_Data records for software interfaces_
□ □ □ □
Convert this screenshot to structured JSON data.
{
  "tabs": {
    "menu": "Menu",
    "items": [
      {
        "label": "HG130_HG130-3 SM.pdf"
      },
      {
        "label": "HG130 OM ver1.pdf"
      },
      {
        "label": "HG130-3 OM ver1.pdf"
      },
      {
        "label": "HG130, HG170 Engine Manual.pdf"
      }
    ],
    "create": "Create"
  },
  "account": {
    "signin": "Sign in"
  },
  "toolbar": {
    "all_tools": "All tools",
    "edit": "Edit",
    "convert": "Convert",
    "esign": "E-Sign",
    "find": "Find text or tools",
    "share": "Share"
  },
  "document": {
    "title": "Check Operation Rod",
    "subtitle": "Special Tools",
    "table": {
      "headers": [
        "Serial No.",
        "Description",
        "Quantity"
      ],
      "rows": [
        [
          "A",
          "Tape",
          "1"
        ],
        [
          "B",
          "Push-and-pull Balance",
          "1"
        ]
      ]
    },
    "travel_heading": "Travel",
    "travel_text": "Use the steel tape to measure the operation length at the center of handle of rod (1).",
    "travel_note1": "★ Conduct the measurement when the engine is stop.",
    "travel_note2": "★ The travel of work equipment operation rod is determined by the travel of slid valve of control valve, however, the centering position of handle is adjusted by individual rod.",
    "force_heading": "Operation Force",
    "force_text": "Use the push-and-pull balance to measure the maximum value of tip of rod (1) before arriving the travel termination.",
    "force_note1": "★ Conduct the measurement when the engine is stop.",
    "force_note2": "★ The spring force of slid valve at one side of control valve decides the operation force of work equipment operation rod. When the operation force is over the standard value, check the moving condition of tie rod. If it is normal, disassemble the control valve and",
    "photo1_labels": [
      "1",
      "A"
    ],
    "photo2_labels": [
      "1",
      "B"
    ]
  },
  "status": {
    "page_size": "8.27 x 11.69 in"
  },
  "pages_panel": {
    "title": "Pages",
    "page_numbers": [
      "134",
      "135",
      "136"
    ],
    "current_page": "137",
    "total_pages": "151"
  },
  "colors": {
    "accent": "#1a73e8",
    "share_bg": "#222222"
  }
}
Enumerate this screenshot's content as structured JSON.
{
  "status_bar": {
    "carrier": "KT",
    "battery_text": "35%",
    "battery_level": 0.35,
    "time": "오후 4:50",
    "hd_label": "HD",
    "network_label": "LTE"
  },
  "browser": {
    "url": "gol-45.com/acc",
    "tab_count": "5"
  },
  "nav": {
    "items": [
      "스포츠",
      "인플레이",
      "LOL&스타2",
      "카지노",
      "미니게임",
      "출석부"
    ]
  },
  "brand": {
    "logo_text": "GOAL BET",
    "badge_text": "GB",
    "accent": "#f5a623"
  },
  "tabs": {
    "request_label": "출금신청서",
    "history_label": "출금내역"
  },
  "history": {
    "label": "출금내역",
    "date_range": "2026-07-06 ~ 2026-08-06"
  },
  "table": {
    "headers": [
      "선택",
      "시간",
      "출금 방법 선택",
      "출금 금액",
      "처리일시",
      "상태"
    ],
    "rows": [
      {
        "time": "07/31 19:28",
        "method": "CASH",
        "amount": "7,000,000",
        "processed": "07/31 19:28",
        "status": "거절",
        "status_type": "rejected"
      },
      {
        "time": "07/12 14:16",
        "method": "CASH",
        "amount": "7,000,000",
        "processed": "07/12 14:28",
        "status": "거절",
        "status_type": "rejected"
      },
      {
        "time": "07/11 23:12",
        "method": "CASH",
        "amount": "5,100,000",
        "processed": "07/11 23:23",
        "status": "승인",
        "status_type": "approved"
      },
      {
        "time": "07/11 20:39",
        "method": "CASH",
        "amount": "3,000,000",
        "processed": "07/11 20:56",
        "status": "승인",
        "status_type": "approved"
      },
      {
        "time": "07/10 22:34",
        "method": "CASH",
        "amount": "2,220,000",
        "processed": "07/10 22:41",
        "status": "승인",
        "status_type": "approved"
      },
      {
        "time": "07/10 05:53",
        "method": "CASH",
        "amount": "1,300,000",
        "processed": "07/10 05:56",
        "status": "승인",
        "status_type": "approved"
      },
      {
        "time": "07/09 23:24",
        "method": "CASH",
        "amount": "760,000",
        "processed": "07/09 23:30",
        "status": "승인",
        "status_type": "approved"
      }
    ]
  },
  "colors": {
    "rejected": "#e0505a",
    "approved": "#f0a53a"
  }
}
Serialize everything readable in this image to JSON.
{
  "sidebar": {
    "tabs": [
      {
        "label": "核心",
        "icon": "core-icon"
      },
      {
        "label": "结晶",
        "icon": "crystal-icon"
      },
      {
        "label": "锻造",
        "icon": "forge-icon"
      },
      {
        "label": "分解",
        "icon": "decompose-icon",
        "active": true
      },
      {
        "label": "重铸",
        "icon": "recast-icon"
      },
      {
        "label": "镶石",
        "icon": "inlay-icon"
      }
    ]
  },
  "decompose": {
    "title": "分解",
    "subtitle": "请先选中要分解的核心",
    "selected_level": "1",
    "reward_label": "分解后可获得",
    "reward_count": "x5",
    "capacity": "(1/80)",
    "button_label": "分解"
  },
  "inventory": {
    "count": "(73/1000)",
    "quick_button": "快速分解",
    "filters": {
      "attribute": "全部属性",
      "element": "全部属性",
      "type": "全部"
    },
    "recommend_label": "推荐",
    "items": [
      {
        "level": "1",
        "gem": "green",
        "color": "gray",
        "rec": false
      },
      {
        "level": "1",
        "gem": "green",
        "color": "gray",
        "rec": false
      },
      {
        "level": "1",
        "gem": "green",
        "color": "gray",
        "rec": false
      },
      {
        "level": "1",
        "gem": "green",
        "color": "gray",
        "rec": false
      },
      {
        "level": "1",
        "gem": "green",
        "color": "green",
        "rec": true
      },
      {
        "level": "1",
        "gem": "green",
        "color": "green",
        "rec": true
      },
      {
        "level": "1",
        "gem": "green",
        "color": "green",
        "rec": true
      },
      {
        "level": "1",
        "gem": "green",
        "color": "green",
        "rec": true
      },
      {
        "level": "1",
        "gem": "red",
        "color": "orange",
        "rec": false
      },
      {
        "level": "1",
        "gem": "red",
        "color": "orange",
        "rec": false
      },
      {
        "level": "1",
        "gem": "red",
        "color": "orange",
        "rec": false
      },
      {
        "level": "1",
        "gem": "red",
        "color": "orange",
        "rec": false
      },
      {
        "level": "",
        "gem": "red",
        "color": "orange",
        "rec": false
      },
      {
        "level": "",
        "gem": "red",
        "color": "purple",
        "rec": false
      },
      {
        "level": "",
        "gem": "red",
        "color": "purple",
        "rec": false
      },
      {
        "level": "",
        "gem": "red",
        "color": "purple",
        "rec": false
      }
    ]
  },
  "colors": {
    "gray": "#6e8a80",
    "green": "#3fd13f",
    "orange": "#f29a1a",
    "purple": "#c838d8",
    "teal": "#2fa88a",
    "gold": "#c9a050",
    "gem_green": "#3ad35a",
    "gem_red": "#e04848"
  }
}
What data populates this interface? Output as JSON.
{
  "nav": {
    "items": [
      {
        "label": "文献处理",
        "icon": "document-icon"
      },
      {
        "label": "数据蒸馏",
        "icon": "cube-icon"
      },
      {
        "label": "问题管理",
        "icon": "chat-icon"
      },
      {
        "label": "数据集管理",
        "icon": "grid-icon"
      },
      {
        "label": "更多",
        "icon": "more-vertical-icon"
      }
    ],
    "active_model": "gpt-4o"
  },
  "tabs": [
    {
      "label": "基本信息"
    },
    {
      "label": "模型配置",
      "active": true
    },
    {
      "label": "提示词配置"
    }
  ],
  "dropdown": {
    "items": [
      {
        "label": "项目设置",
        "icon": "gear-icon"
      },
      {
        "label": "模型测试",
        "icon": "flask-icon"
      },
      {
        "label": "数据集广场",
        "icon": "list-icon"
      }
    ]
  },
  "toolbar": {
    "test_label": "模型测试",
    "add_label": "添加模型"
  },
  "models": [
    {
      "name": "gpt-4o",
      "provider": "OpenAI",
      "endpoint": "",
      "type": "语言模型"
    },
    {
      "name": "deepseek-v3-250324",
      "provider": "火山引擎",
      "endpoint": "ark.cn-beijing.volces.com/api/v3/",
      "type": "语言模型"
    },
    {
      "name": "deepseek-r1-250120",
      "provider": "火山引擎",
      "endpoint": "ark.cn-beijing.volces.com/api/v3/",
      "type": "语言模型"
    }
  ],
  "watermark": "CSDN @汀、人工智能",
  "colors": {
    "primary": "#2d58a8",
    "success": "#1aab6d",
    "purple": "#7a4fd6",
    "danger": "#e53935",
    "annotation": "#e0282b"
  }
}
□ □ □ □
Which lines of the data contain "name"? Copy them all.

      "name": "gpt-4o",
      "name": "deepseek-v3-250324",
      "name": "deepseek-r1-250120",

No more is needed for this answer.